When Frodo wakes up in Rivendell (thanks to Elrond, the lord of Rivendell, who has saved Frodo's life with his healing power) he is overjoyed to see that Gandalf and Bilbo are both there. Now that Frodo (and the Ring) have arrived in Rivendell, it is time for all of the wise people gathered there to have a Council to decide what to do with the thing. The people at the Council speak of many things: the history of the One Ring, its danger to all mortals, and the necessity of its destruction. To destroy the Ring, some unlucky person has to go to Mount Doom, in the land of Mordor, to throw it back into the lava that Sauron used to make the Ring in the first place. If the Ring is destroyed, Sauron's power in Middle-earth will be broken forever. Frodo finally volunteers. Sam, of course, insists on going with him.
Elrond sets up a Fellowship of nine to accompany the Ring in secrecy: Frodo (of course), Sam, Gandalf, Aragorn, Boromir (at least as far as the road to Minas Tirith, when he will go back to his home country), Legolas (an Elf), Gimli (a Dwarf), and Frodo's cousins, Merry and Pippin.

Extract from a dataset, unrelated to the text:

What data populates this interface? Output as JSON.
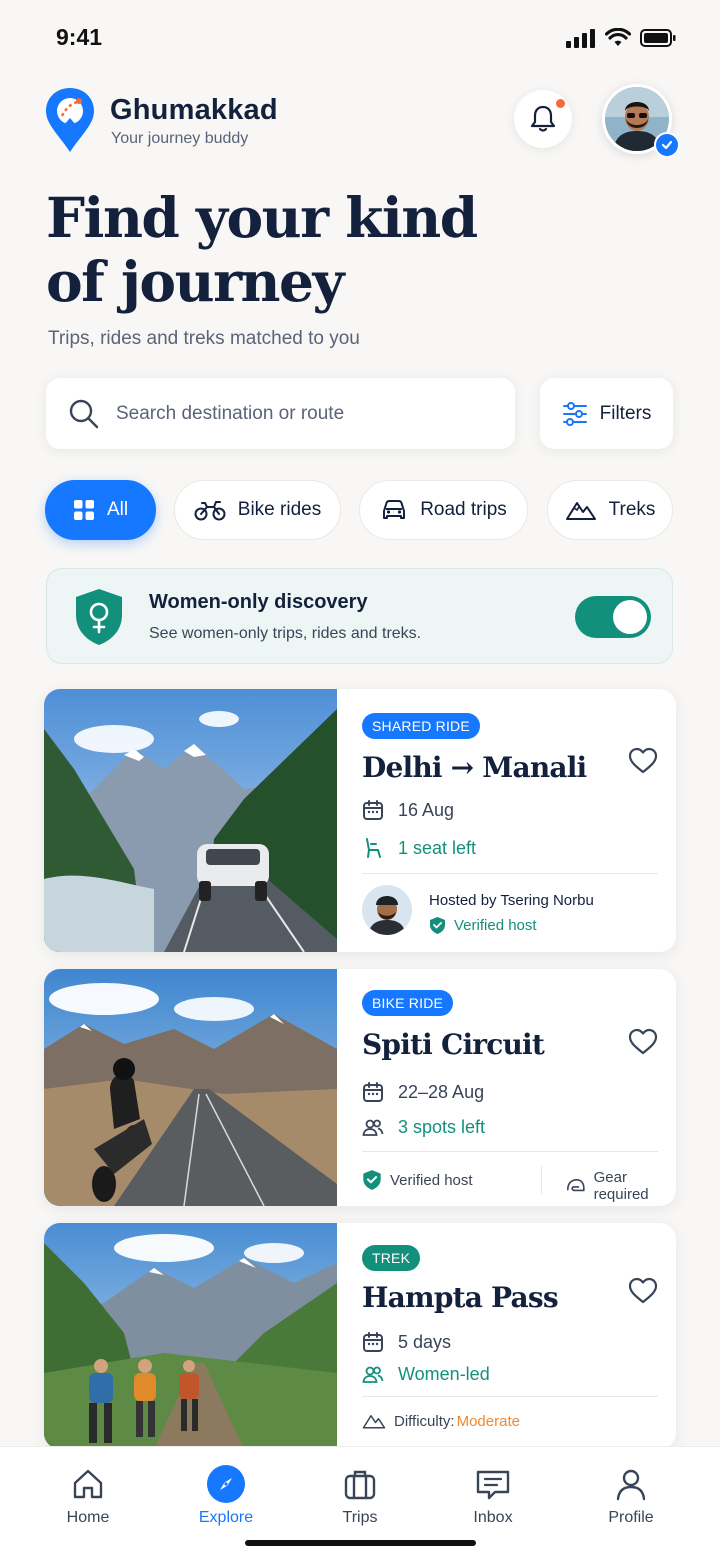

The Fellowship sets out from Rivendell, traveling across the treacherous passes of the mountain Caradhras and almost freezing to death. New plan: they will go through the ancient Dwarf diggings in the Mines of Moria. Things don't go so well there: they encounter the Balrog of Morgoth, an ancient evil from the Elder Days of Middle-earth. Gandalf sends the Balrog falling into a pit, but the Balrog catches Gandalf as it goes down. So the Fellowship has now lost its leader and adviser. Aragorn takes a leadership role, but he's not too confident about it.
After a stopover in Lothlórien, where Frodo sees the Eye of Sauron in a magic mirror, they head down the River Anduin. But now what? Boromir really, really wants to go to Gondor. (And actually, he's been acting weird lately, Frodo notices.) Frodo must go to Mordor. But where will the rest of the Fellowship go? As Frodo considers this alone, Boromir is suddenly overwhelmed by the temptation to take the Ring for himself, so that he can protect Gondor and defeat Sauron. Frodo runs away from him, and Boromir repents of his actions and tries to call Frodo back. But it's too late, now: Frodo knows that the Ring will possess and destroy each of his companions as they travel. He must go into Mordor alone with his burden if he is going to have any chance of success.
Frodo starts stealthily preparing to leave his friends behind. Meanwhile, the only one who figures out where Frodo is going is Sam; he plunges into the river after Frodo and insists that Frodo needs at least one companion to go to Mordor with him: Sam himself. Frodo agrees gladly. So Frodo and Sam cross the River Anduin and start looking for a path through the rocky lands of Emyn Muil to get to Mordor.